* Stored items from a collection
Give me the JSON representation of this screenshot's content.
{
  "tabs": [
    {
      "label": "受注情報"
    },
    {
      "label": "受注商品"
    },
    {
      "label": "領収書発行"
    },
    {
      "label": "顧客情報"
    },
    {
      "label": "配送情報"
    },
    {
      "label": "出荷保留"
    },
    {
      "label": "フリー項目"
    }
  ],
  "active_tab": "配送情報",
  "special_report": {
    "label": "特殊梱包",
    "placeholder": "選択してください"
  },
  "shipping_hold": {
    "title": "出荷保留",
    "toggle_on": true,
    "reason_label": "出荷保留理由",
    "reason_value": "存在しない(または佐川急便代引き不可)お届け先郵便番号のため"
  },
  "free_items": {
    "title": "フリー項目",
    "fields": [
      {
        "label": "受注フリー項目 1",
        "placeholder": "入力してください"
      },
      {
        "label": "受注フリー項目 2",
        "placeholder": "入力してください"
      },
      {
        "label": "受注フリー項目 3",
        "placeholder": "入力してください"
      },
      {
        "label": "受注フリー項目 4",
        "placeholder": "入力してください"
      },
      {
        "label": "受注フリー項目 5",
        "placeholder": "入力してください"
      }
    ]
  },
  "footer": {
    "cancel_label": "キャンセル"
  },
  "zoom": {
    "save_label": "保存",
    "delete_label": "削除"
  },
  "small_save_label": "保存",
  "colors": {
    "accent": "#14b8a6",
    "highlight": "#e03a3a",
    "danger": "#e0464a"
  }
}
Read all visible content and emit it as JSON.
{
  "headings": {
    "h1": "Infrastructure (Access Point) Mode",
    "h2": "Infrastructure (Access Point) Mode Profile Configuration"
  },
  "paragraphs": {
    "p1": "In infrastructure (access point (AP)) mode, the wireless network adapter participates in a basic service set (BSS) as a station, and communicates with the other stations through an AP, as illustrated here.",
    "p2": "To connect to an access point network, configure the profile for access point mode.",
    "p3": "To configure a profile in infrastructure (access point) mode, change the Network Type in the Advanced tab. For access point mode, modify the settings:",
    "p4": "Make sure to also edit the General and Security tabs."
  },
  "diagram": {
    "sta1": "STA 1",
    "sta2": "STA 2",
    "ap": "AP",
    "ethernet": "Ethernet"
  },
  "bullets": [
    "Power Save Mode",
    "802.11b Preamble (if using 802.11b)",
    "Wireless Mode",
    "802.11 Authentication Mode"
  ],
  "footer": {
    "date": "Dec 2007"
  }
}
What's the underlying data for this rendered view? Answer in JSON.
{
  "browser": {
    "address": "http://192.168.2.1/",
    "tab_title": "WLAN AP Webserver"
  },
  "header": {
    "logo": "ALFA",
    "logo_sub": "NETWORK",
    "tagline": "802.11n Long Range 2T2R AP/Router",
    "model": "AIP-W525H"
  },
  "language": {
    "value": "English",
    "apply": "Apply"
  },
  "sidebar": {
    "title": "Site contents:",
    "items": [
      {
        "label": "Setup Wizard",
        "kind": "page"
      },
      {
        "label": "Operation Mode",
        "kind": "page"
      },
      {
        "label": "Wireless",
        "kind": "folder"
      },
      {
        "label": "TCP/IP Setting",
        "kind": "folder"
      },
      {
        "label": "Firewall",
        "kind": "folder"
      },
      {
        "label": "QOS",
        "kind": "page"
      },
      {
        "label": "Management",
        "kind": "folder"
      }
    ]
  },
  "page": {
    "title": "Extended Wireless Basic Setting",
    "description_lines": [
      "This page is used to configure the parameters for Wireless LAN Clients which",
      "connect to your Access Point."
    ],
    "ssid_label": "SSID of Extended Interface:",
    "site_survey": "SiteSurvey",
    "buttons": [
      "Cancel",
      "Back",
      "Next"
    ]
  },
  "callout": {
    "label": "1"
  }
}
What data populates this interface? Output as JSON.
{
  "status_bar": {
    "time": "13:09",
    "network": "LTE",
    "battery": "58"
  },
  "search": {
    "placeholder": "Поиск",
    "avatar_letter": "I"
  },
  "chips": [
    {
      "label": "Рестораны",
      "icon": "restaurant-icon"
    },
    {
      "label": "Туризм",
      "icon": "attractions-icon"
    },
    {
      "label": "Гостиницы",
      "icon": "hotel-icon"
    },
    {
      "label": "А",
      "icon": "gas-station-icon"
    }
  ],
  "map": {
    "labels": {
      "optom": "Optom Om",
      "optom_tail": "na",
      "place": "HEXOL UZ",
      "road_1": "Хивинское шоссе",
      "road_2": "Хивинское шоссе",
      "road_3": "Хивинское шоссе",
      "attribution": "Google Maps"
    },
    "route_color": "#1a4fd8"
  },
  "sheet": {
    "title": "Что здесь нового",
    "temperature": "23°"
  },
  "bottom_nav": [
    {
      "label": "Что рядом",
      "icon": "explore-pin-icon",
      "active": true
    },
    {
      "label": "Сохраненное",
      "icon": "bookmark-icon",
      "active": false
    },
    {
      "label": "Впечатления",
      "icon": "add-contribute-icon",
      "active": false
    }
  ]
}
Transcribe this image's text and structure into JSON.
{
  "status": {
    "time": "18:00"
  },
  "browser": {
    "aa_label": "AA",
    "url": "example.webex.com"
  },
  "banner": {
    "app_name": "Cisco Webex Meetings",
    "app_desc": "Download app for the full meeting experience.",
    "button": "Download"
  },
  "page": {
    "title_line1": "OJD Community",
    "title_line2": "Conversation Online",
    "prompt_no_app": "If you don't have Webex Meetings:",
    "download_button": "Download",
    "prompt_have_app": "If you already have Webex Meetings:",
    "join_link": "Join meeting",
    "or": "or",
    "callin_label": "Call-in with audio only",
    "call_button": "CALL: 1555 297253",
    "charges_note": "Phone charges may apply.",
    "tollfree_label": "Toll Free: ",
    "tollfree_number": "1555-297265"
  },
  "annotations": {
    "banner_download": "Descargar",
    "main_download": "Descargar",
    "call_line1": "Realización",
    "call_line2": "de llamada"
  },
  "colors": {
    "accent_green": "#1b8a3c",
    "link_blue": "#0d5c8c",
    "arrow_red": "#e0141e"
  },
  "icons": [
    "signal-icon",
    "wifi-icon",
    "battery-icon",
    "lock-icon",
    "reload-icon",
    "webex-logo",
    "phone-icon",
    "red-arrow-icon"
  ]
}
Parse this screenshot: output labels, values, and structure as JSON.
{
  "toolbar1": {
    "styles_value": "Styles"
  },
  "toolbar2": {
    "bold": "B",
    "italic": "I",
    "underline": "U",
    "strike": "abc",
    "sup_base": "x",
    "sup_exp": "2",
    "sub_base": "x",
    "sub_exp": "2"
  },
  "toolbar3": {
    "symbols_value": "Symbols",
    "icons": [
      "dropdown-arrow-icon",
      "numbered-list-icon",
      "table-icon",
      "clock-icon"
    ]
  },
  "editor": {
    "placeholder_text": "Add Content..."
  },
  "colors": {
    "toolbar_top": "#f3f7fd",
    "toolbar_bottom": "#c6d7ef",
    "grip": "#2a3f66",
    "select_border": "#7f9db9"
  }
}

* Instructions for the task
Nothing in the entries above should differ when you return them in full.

* Answer to the exercise
Give me the JSON representation of this screenshot's content.
{
  "tabs": [
    {
      "label": "受注情報"
    },
    {
      "label": "受注商品"
    },
    {
      "label": "領収書発行"
    },
    {
      "label": "顧客情報"
    },
    {
      "label": "配送情報"
    },
    {
      "label": "出荷保留"
    },
    {
      "label": "フリー項目"
    }
  ],
  "active_tab": "配送情報",
  "special_report": {
    "label": "特殊梱包",
    "placeholder": "選択してください"
  },
  "shipping_hold": {
    "title": "出荷保留",
    "toggle_on": true,
    "reason_label": "出荷保留理由",
    "reason_value": "存在しない(または佐川急便代引き不可)お届け先郵便番号のため"
  },
  "free_items": {
    "title": "フリー項目",
    "fields": [
      {
        "label": "受注フリー項目 1",
        "placeholder": "入力してください"
      },
      {
        "label": "受注フリー項目 2",
        "placeholder": "入力してください"
      },
      {
        "label": "受注フリー項目 3",
        "placeholder": "入力してください"
      },
      {
        "label": "受注フリー項目 4",
        "placeholder": "入力してください"
      },
      {
        "label": "受注フリー項目 5",
        "placeholder": "入力してください"
      }
    ]
  },
  "footer": {
    "cancel_label": "キャンセル"
  },
  "zoom": {
    "save_label": "保存",
    "delete_label": "削除"
  },
  "small_save_label": "保存",
  "colors": {
    "accent": "#14b8a6",
    "highlight": "#e03a3a",
    "danger": "#e0464a"
  }
}
Read all visible content and emit it as JSON.
{
  "headings": {
    "h1": "Infrastructure (Access Point) Mode",
    "h2": "Infrastructure (Access Point) Mode Profile Configuration"
  },
  "paragraphs": {
    "p1": "In infrastructure (access point (AP)) mode, the wireless network adapter participates in a basic service set (BSS) as a station, and communicates with the other stations through an AP, as illustrated here.",
    "p2": "To connect to an access point network, configure the profile for access point mode.",
    "p3": "To configure a profile in infrastructure (access point) mode, change the Network Type in the Advanced tab. For access point mode, modify the settings:",
    "p4": "Make sure to also edit the General and Security tabs."
  },
  "diagram": {
    "sta1": "STA 1",
    "sta2": "STA 2",
    "ap": "AP",
    "ethernet": "Ethernet"
  },
  "bullets": [
    "Power Save Mode",
    "802.11b Preamble (if using 802.11b)",
    "Wireless Mode",
    "802.11 Authentication Mode"
  ],
  "footer": {
    "date": "Dec 2007"
  }
}
What's the underlying data for this rendered view? Answer in JSON.
{
  "browser": {
    "address": "http://192.168.2.1/",
    "tab_title": "WLAN AP Webserver"
  },
  "header": {
    "logo": "ALFA",
    "logo_sub": "NETWORK",
    "tagline": "802.11n Long Range 2T2R AP/Router",
    "model": "AIP-W525H"
  },
  "language": {
    "value": "English",
    "apply": "Apply"
  },
  "sidebar": {
    "title": "Site contents:",
    "items": [
      {
        "label": "Setup Wizard",
        "kind": "page"
      },
      {
        "label": "Operation Mode",
        "kind": "page"
      },
      {
        "label": "Wireless",
        "kind": "folder"
      },
      {
        "label": "TCP/IP Setting",
        "kind": "folder"
      },
      {
        "label": "Firewall",
        "kind": "folder"
      },
      {
        "label": "QOS",
        "kind": "page"
      },
      {
        "label": "Management",
        "kind": "folder"
      }
    ]
  },
  "page": {
    "title": "Extended Wireless Basic Setting",
    "description_lines": [
      "This page is used to configure the parameters for Wireless LAN Clients which",
      "connect to your Access Point."
    ],
    "ssid_label": "SSID of Extended Interface:",
    "site_survey": "SiteSurvey",
    "buttons": [
      "Cancel",
      "Back",
      "Next"
    ]
  },
  "callout": {
    "label": "1"
  }
}
What data populates this interface? Output as JSON.
{
  "status_bar": {
    "time": "13:09",
    "network": "LTE",
    "battery": "58"
  },
  "search": {
    "placeholder": "Поиск",
    "avatar_letter": "I"
  },
  "chips": [
    {
      "label": "Рестораны",
      "icon": "restaurant-icon"
    },
    {
      "label": "Туризм",
      "icon": "attractions-icon"
    },
    {
      "label": "Гостиницы",
      "icon": "hotel-icon"
    },
    {
      "label": "А",
      "icon": "gas-station-icon"
    }
  ],
  "map": {
    "labels": {
      "optom": "Optom Om",
      "optom_tail": "na",
      "place": "HEXOL UZ",
      "road_1": "Хивинское шоссе",
      "road_2": "Хивинское шоссе",
      "road_3": "Хивинское шоссе",
      "attribution": "Google Maps"
    },
    "route_color": "#1a4fd8"
  },
  "sheet": {
    "title": "Что здесь нового",
    "temperature": "23°"
  },
  "bottom_nav": [
    {
      "label": "Что рядом",
      "icon": "explore-pin-icon",
      "active": true
    },
    {
      "label": "Сохраненное",
      "icon": "bookmark-icon",
      "active": false
    },
    {
      "label": "Впечатления",
      "icon": "add-contribute-icon",
      "active": false
    }
  ]
}
Transcribe this image's text and structure into JSON.
{
  "status": {
    "time": "18:00"
  },
  "browser": {
    "aa_label": "AA",
    "url": "example.webex.com"
  },
  "banner": {
    "app_name": "Cisco Webex Meetings",
    "app_desc": "Download app for the full meeting experience.",
    "button": "Download"
  },
  "page": {
    "title_line1": "OJD Community",
    "title_line2": "Conversation Online",
    "prompt_no_app": "If you don't have Webex Meetings:",
    "download_button": "Download",
    "prompt_have_app": "If you already have Webex Meetings:",
    "join_link": "Join meeting",
    "or": "or",
    "callin_label": "Call-in with audio only",
    "call_button": "CALL: 1555 297253",
    "charges_note": "Phone charges may apply.",
    "tollfree_label": "Toll Free: ",
    "tollfree_number": "1555-297265"
  },
  "annotations": {
    "banner_download": "Descargar",
    "main_download": "Descargar",
    "call_line1": "Realización",
    "call_line2": "de llamada"
  },
  "colors": {
    "accent_green": "#1b8a3c",
    "link_blue": "#0d5c8c",
    "arrow_red": "#e0141e"
  },
  "icons": [
    "signal-icon",
    "wifi-icon",
    "battery-icon",
    "lock-icon",
    "reload-icon",
    "webex-logo",
    "phone-icon",
    "red-arrow-icon"
  ]
}
Parse this screenshot: output labels, values, and structure as JSON.
{
  "toolbar1": {
    "styles_value": "Styles"
  },
  "toolbar2": {
    "bold": "B",
    "italic": "I",
    "underline": "U",
    "strike": "abc",
    "sup_base": "x",
    "sup_exp": "2",
    "sub_base": "x",
    "sub_exp": "2"
  },
  "toolbar3": {
    "symbols_value": "Symbols",
    "icons": [
      "dropdown-arrow-icon",
      "numbered-list-icon",
      "table-icon",
      "clock-icon"
    ]
  },
  "editor": {
    "placeholder_text": "Add Content..."
  },
  "colors": {
    "toolbar_top": "#f3f7fd",
    "toolbar_bottom": "#c6d7ef",
    "grip": "#2a3f66",
    "select_border": "#7f9db9"
  }
}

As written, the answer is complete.